3 tips to maximise sleep during winter

Sleeping well directly affects your mental and physical health. Lack of sleep can take a serious toll on your daytime energy, productivity, emotional balance, and even your weight. 

Habits and lifestyle choices that are unhealthy, leave you tossing and turning at night and can affect our mood, brain and heart health, immune system, creativity, vitality, and weight.

Follow these 3 tips to maximise your sleep during winter, boost your health, and improve how you think and feel each day.

Tip 1: Light affects your sleep pattern

Make sure you turn off the main lights in your bedroom, use a few lamps or dimmer switch instead before bedtime. Ban all electronic devices from your bedroom. Your body needs to learn that dimming lights, brings drowsiness and darkness means sleep. Avoid bright screens 1 – 2 hours before bedtime.
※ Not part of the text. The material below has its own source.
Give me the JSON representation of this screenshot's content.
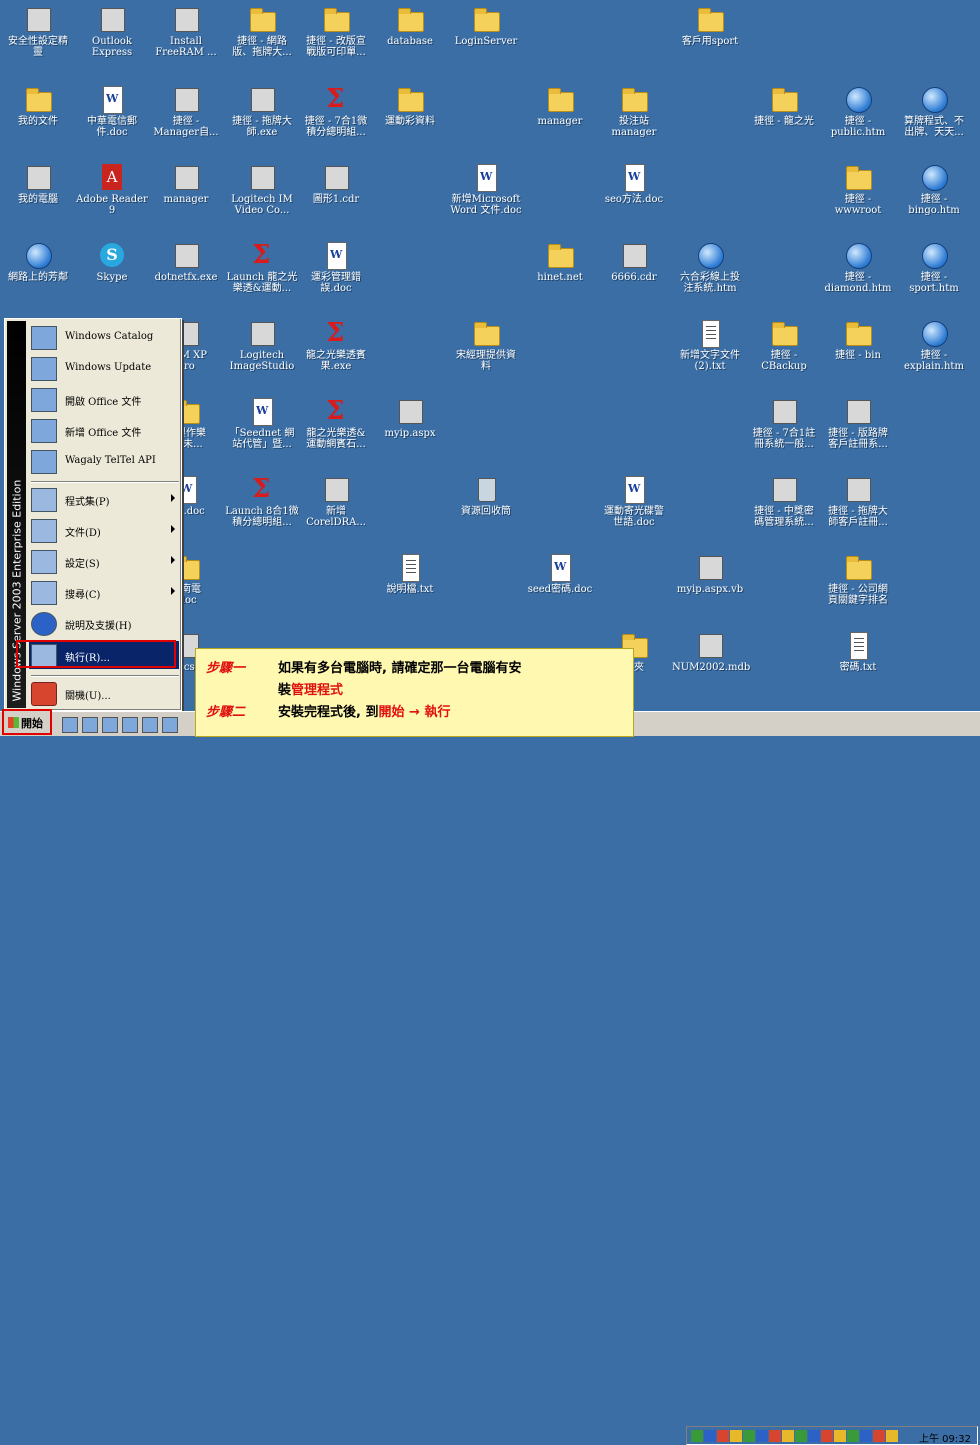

Get into a routine of going to bed at the same time each night. This helps set your body’s internal clock and will optimise your sleep quality. Choose a bed time when you feel tired, and don’t go beyond this. If you’re getting enough sleep, you should wake up naturally, without an alarm.

Tip 2: Stay warm, not hot

In winter you may be tempted to pile on the blankets and layer-up, turn up the heater and switch on the electric blanket. We need to stay warm, but not over heat, or your body will miss the slight temperature drop that occurs, and that signals sleep.

Your body temperature starts to drop a few degrees, when you fall asleep. This subtle temperature drop, allows your body to divert some of the energy it uses, to maintain your waking temperature, to better power the important repetitive tasks it performs at night.

Tip 3: Avoid winter comfort foods

Lack of sunlight in winter, can causes you to crave stodgy and sweet foods. Stodgy and sweets foods cause an aroused state, and can disrupt the natural process of sleep.

Exposure to sunshine, naturally manufacture vitamin D, and in turn boosts your serotonin levels. A major driving force behind carbohydrate and sugar cravings, is a low level of vitamin D, which affect seratonin levels in the brain.